Saliva tests are one of the easiest ways to test for MDMA. The drug can even be detected in portable roadside drug kits that some police officers carry. Molly starts to show up in saliva as soon as 15 to 75 minutes after use. The drug can be detected in saliva for at least 24 hours after ingestion and can remain detectable for almost three days.
How Long Does Molly Stay in Your Hair?
Molly can be detected in hair for months following use. Each half-inch of hair growth can reveal drug use for the 30-day period in which it grew. However, it is unclear if Molly is easily detectable in the hair of people who rarely use it.
Factors Affecting How Long Molly Stays in Your System
Different factors determine how long Molly stays in your body, including:
- Amount used: Because you need to wait for the liver to break down Molly, larger amounts of the drug take longer to leave your body.
- Frequency of use: Frequent use may make you more likely to test positive on hair tests.
- Method of use: Snorting, crushing or smoking Molly may lead to quicker onset times. However, no studies have been done to show if this impacts how long the drug stays in your body.

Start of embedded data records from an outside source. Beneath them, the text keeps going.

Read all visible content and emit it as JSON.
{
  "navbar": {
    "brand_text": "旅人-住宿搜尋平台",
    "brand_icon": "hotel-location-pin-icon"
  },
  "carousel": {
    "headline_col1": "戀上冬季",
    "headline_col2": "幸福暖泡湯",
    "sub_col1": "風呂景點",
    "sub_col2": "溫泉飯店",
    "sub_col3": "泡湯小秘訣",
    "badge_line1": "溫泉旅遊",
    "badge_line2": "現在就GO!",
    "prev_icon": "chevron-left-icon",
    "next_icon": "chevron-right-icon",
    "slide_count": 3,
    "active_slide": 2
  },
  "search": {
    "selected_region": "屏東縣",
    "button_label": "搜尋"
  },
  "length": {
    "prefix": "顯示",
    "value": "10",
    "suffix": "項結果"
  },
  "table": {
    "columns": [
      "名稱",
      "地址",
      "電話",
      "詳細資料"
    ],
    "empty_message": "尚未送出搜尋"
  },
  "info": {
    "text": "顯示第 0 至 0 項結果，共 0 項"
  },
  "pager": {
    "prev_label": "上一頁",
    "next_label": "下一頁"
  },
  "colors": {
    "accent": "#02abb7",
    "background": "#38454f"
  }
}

- Age: An elderly person is likely to take a longer time to get rid of Molly than someone who is younger.
- Overall health: Someone in good health is likely to clear Molly quicker than someone in poor health.

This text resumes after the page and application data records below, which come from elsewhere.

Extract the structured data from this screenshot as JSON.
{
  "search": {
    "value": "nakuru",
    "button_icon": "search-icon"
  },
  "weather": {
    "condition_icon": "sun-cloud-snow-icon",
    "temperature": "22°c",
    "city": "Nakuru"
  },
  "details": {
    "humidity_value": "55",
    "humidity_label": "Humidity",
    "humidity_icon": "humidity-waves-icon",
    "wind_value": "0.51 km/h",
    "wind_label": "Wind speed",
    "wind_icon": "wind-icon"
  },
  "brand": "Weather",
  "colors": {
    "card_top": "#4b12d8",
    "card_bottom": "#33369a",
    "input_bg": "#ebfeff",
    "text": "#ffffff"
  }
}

- Alkaline urine: The less acidic your urine, the longer the drug stays in your system.
MDMA False Positive
Although MDMA false positives are rare, especially in hair tests, they are still possible. False positives in tests may occur if you are taking:
- The cholesterol drug fenofibrate
- The mood and sleep drug trazodone
- Other legal stimulants, such as Sudafed
How to Get Molly Out of Your System
Once you have taken Molly, there is nothing you can do to speed up the process of getting it out of your system because your liver needs time to process the drug. Some of the liver enzymes needed to process Molly are not naturally present in large quantities, so it can take days for Molly to process.
After taking large doses of Molly or taking the drug for long periods of time, some people report signs of withdrawal. These symptoms can include fatigue, loss of appetite, depression or trouble concentrating.
Scientists continue to research effective treatment options for withdrawal from Molly, but there are currently no specific treatments for it. Some people have reported behavioral therapies to be helpful in treating MDMA addiction. However, this can be tricky because ecstasy is often cut with other drugs that are highly addictive.
MDMA (Molly/Ecstasy) Addiction
Although there is some debate on whether Molly is addictive, researchers do know that MDMA targets the same chemicals in the brain as other drugs that are addictive. Additionally, both Molly and ecstasy are often cut with highly addictive prescription and illegal drugs. Without testing, it is impossible for someone to know exactly what they are taking when they use Molly or ecstasy.
People who struggle with drugs like Molly often require treatment at a professional rehab center. At The Recovery Village Ridgefield, we offer a variety of treatment options that can help you recover from drug abuse and addiction. Our levels of care include inpatient treatment, partial hospitalization programs, outpatient services and long-term aftercare programs that can help support you throughout your recovery journey.
If you or someone you love is struggling with Molly use, The Recovery Village Ridgefield is here to help. Contact us today to learn more about MDMA addiction treatment programs that can help you begin a healthier, drug-free life in recovery.
Medical Disclaimer: The Recovery Village aims to improve the quality of life for people struggling with a substance use or mental health disorder with fact-based content about the nature of behavioral health conditions, treatment options and their related outcomes. We publish material that is researched, cited, edited and reviewed by licensed medical professionals. The information we provide is not intended to be a substitute for professional medical advice, diagnosis or treatment. It should not be used in place of the advice of your physician or other qualified healthcare provider.